No killer robots for European Defence Fund
A provisional agreement reached on 20 February 2019 would prohibit the new European Defence Fund (EDF) from investing in the development of lethal autonomous weapons systems or killer robots. The partial political agreement now must be formally approved by the European Parliament and Council.
The Campaign to Stop Killer Robots welcomes the agreement as an example a step that can be taken to prevent the development of fully autonomous weapons. Prohibiting investment helps to stigmatize weapons systems that lack meaningful human control over the critical functions of selecting and engaging targets. It paves the way for national laws and an international treaty to prohibit such weapons. The campaign urges European states to commit to and work to prohibit fully autonomous weapons and commence negotiations this year on a new ban treaty.
The planned European Defence Fund will receive a budget of €13 billion for 2021-2027 to finance “collaborative defence research and development projects.” The EDF would not be allowed to fund the development of lethal autonomous weapons systems. It may, however, support the production of prohibited nuclear weapons and other indiscriminate weapons such as incendiary weapons.
The Greens/EFA group sought to exclude killer robots from EDF funding due to its alarm over the prospect of such “inhumane and dangerous” weapons systems.
To provide for the most effective prohibition, the EDF agreement must be implemented without the qualifiers implied in its description of lethal autonomous weapons systems. The EDF should not exempt certain types of lethal autonomous weapons systems (anti-material, defensive). Creating an exception for use of this technology in “countermeasures” should not be permitted without thorough consideration of the risks and likelihood of contributing to the proliferation of autonomous weapons systems.
European objections to killer robots
The EDF agreement follows a 12 September 2018 European Parliament resolution that an overwhelming majority of members of the parliament voted for, demanding the start of “international negotiations on a legally binding instrument prohibiting lethal autonomous weapons systems.”
In Paragraph 5 of that resolution, Members of the European Parliament underlined their “willingness to adopt a similar position” on the EDF.
Resolution 2018/2752 received wide cross-party support; it was adopted by a vote of 566 in favour and 47 against, while 73 abstained.
The 28 EU member states vary widely in their policy and legal approaches to addressing the multiple concerns raised by fully autonomous weapons. Austria together with Brazil and Chile is calling for a negotiating mandate to create “a legally-binding instrument to ensure meaningful human control over the critical functions” of weapons systems.
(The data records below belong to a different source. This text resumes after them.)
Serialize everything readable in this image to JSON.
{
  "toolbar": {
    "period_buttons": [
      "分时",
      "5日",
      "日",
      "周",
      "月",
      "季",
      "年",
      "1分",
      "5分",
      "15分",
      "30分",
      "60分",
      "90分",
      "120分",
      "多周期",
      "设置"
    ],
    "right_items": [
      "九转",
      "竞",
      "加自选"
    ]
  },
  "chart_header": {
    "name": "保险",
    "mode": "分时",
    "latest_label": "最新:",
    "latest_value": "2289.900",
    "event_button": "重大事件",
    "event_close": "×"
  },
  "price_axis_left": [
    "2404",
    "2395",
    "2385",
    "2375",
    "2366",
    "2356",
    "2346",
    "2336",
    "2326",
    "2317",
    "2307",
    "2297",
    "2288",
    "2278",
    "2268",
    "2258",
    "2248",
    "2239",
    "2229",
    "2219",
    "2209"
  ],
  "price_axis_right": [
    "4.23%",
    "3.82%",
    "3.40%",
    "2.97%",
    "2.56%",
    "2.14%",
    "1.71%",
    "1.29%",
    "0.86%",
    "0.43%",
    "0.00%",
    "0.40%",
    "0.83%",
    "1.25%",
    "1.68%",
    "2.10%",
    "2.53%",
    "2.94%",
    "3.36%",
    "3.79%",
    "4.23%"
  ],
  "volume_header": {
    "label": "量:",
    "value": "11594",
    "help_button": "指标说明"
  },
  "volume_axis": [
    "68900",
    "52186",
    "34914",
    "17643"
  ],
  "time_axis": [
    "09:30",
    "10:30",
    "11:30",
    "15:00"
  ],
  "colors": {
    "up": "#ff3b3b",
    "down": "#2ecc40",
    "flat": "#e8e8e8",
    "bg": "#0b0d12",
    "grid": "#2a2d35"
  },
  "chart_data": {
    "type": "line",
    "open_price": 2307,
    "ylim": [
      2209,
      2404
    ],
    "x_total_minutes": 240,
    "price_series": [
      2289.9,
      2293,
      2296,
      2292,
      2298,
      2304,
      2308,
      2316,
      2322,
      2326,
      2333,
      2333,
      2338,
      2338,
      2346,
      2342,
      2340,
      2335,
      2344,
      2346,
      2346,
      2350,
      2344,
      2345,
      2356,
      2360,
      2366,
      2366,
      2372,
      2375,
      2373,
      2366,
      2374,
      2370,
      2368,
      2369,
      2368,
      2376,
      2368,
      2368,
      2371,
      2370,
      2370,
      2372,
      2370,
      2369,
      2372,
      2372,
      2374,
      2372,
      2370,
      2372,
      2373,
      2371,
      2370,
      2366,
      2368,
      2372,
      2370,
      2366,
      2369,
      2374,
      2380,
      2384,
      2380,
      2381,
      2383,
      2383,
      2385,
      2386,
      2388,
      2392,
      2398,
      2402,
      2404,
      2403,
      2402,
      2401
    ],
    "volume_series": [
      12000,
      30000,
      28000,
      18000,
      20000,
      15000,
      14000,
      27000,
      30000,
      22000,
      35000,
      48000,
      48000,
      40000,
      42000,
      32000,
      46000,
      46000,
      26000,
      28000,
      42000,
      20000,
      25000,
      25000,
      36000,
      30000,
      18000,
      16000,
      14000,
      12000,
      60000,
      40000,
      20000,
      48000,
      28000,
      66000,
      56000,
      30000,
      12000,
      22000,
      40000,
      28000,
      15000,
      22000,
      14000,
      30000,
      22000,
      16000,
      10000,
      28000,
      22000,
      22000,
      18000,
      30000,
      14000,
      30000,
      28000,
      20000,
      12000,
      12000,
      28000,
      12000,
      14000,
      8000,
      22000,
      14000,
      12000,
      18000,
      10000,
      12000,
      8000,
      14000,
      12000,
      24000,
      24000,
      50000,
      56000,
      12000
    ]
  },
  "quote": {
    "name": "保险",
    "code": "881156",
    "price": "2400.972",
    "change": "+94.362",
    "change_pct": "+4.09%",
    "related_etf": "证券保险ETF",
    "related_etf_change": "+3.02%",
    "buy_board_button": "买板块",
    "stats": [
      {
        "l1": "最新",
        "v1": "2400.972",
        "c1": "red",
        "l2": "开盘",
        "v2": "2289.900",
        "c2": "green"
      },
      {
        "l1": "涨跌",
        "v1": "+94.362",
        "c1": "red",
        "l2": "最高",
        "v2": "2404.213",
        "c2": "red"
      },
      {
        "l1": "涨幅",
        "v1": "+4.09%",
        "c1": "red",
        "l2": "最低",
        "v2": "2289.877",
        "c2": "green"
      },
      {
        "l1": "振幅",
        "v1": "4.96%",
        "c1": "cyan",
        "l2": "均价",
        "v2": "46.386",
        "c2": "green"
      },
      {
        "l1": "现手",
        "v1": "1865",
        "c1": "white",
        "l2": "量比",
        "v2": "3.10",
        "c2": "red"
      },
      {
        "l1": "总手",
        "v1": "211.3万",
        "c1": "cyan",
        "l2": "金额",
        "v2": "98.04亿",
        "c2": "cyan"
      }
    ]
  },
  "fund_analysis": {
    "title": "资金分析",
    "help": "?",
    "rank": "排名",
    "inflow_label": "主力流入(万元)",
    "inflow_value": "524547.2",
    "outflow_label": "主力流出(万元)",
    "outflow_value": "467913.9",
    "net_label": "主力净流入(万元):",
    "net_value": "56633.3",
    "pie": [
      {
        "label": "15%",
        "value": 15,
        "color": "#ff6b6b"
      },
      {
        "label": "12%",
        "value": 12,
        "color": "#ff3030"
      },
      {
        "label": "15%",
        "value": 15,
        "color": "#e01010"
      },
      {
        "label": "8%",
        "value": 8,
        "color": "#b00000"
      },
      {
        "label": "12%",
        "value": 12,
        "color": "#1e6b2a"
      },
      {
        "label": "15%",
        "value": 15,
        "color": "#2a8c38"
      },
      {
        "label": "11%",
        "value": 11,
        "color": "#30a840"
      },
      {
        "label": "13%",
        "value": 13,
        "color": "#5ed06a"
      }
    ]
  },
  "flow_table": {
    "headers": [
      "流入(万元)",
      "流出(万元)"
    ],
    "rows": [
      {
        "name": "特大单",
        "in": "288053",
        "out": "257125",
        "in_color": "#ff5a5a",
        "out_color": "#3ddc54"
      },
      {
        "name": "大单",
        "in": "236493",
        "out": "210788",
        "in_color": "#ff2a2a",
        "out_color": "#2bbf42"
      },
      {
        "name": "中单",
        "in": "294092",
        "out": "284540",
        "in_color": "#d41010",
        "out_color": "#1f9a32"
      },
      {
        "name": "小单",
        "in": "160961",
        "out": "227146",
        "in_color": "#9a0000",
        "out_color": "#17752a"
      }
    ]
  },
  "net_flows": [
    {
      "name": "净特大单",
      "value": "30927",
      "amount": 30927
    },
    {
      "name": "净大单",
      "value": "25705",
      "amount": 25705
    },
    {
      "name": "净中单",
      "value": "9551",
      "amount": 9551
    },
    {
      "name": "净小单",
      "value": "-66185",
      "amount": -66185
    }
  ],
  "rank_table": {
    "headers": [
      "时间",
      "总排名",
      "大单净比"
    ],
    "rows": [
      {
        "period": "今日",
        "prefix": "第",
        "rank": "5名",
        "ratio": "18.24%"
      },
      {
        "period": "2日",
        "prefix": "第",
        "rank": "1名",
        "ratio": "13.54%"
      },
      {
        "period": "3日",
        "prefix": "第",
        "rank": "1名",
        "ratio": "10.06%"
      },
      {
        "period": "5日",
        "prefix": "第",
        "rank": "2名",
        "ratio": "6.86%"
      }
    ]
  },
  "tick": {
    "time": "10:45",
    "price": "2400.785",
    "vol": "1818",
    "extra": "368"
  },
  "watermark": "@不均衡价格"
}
The Holy See also supports the goal of prohibiting killer robots.
The European Commission’s 52-member High-Level Expert Group on Artificial Intelligence issued a discussion paper last December outlining ethical, proliferation, technical, and other concerns with weapons systems that would “operate without meaningful human control over the critical functions of selecting and attacking individual targets.” The document recommends that EU states support the September 2018 resolution.
Future of arms control in Berlin
On 15 March, Germany’s Minister of Foreign Affairs Heiko Maas will hold a meeting in Berlin for state representatives and scientists on the “future of arms control” to consider how to deal with emerging threats such as fully autonomous weapons. The minister sees an urgent need for “new disarmament initiatives” on killer robots as he considers existing international law to be insufficient.
During the opening of the UN General Assembly in New York last September, Maas urged states to “ban fully autonomous weapons – before it is too late!” The Campaign to Stop Killer Robots hopes to cooperate with Germany and other states to launch negotiations to achieve this shared goal as soon as possible. On 21 March, the campaign will hold a public event in Berlin followed by a two-day strategy meeting by its members. Campaign coordinator Mary Wareham of Human Rights Watch will attend the “future of arms control conference on 15 March.
The next Convention on Conventional Weapons (CCW) meeting on lethal autonomous weapons systems opens at the UN in Geneva on 25 March.